Hearing that Benjamin Graham, the author of his favorite book on investing, The Intelligent Investor, was teaching at Columbia University, Warren enrolled, graduating with an MS in economics in 1951 (he had gotten the only A+ Graham ever gave out in 22 years of teaching). He was just 21. He went to work for his father’s brokerage firm in Omaha and courted Susie Thompson, a minister’s daughter whom he married in 1952. They had three children, Susie, Howard, and Peter. Buffett moved on from his father’s firm to join his mentor, Benjamin Graham, in a partnership that would be the beginning of his wealth-building strategy with Buffett Partnerships, Ltd. By 1962, Buffett was a millionaire because of, by then, his seven partnerships.
He consolidated them into one and secretly began to buy up stock in Berkshire Hathaway, a textile mill in New Bedford, Massachusetts. Its stock was down but its prospects were good, and by 1965, Buffett owned it. He began to acquire other companies, including insurance companies, and bought stock in others like Capital Cities’ ABC network, Salomon Brothers brokerage, and the Coca-Cola Company. Buffett was also a large stockholder in the Washington Post Company and became a trusted confidant of publisher Katharine Graham.
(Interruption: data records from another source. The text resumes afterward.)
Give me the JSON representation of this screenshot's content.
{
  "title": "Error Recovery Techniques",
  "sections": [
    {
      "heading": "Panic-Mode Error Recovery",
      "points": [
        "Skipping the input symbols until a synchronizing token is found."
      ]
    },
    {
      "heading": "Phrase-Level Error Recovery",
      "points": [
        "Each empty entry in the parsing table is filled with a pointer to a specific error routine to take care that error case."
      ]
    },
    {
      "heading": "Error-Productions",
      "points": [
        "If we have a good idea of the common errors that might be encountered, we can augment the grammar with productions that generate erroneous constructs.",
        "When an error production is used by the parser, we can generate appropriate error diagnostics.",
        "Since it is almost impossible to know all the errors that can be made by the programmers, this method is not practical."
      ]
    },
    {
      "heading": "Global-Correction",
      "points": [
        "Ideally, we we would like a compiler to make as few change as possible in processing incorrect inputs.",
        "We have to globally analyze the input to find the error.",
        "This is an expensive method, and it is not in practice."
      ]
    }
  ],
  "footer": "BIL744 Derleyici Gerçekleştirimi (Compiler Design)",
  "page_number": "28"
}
By 1990, Warren Buffett was a billionaire, and in 2008, he became the richest man in the world, at the top of the Forbes 400 list, with a fortune of $62 billion, beating out Bill Gates.
During the financial crisis in the fall of 2008, Buffett came to the rescue by buying 10 percent of the preferred stock of Goldman Sachs as well as stock in General Electric, but he lost his top slot on the Forbes 400 as the economy “had fallen off a cliff,” and his investments suffered. Buffett is still worth $39 billion (to Gates’s $59 billion).
Warren Buffett’s personal life suffered a major setback in 1977 when his wife of 25 years walked out. She rented an apartment in San Francisco and pursued the singing career that she had already launched in Omaha where she had been singing at the French Café downtown. Buffett was devastated. His daughter, Susie, tried to take care of him, even asking a waitress at the café, Astrid Menks, to look in on him. Within a year, Astrid had moved in with Buffett, though he and his wife Susie continued to see each other. She apparently encouraged his relationship with Astrid (one year, they even sent Christmas cards signed “Warren, Susie, and Astrid”). When Susie died in 2004, Warren married Astrid, his 30-year live-in girlfriend, just before his 76th birthday in 2006.
President Obama awarded Warren Buffett the Presidential Medal of Freedom in 2011. Buffett was listed in Time magazine’s 100 Most Influential People in the world in 2007. The Museum of American Finance on Wall Street has enshrined a memorable “Oracle of Omaha” Buffett quotation on one of its plaques: “Remember that the stock market is manic-depressive.”
Buffett, Warren E. “Buy American. I Am.” The New York Times, October 16, 2008. http://www.nytimes.com/2008/10/17/opinion/17buffett.html .
Lowenstein, Roger. Buffett: The Making of an American Capitalist. New York: Random House, 1995.
Thomas, Landon, Jr. “A $31 Billion Gift between Friends.” New York Times, June 27, 2006. http://www.nytimes.com/2006/06/27/business/27friends.html .